§ **What is needed**
Which lines of the records below contain the word "username"? Report each of them in full.

(Element data from apps and pages)
----------
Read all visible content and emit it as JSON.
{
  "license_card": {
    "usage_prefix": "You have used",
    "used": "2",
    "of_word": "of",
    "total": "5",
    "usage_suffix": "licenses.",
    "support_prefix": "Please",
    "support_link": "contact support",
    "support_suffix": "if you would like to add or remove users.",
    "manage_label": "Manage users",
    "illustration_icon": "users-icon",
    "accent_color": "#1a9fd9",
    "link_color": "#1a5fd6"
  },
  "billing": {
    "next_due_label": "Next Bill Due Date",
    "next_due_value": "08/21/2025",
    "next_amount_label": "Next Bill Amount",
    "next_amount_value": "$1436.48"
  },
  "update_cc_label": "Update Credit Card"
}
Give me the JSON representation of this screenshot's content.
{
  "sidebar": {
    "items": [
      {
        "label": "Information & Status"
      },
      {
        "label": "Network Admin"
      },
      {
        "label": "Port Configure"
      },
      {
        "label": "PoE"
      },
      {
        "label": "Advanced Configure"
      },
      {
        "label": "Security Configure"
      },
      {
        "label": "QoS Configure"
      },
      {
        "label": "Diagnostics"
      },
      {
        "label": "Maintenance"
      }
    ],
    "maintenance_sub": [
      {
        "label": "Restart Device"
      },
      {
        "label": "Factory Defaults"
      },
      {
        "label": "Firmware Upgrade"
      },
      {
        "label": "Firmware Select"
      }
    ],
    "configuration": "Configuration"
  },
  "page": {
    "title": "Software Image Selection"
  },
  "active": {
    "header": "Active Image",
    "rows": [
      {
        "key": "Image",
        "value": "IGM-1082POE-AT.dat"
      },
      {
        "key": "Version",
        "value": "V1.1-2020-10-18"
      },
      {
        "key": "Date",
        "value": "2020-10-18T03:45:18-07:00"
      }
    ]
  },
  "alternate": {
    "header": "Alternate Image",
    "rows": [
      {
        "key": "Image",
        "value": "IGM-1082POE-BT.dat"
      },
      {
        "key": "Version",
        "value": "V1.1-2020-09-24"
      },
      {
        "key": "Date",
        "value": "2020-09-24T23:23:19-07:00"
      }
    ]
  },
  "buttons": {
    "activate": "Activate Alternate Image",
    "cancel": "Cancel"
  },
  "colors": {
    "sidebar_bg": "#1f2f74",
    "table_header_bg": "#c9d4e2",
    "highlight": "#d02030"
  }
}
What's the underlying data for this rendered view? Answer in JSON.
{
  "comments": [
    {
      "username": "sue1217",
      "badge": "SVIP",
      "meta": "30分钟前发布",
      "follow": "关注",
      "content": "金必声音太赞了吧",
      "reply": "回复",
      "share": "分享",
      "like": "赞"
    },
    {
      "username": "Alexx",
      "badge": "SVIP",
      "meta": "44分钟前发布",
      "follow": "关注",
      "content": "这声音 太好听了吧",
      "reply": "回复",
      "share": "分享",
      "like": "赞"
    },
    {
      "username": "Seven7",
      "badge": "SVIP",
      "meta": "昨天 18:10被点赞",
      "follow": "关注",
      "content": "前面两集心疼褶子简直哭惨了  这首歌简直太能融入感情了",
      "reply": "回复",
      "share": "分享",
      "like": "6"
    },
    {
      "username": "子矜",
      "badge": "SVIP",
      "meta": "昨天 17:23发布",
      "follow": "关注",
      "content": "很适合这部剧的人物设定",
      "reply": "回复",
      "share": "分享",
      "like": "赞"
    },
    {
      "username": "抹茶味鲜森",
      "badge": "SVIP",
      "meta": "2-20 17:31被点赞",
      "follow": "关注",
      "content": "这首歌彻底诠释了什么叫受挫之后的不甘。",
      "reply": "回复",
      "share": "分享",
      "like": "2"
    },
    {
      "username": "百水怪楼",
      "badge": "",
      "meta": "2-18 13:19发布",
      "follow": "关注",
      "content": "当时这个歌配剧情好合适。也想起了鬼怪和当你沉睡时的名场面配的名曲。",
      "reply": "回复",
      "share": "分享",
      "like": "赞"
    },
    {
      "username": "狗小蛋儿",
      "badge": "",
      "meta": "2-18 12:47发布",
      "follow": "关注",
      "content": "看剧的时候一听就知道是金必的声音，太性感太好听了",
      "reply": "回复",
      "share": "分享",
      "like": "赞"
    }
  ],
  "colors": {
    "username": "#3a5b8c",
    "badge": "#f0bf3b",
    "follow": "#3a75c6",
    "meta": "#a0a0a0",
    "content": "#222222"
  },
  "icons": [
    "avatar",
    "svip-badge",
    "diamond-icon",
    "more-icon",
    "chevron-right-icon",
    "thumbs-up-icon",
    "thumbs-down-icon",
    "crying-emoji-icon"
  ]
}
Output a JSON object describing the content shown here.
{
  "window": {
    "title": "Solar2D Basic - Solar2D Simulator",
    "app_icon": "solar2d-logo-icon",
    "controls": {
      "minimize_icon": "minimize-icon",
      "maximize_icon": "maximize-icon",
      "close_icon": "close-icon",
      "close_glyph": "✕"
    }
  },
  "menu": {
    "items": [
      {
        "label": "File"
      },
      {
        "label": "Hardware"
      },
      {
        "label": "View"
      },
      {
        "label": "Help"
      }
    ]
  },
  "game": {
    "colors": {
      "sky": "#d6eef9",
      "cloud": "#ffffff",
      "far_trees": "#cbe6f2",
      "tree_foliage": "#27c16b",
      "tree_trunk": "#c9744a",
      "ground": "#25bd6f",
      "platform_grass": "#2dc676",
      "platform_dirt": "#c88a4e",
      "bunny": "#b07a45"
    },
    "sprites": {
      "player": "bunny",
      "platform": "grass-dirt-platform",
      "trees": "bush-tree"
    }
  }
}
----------
§ **Task result**
      "username": "sue1217",
      "username": "Alexx",
      "username": "Seven7",
      "username": "子矜",
      "username": "抹茶味鲜森",
      "username": "百水怪楼",
      "username": "狗小蛋儿",
    "username": "#3a5b8c",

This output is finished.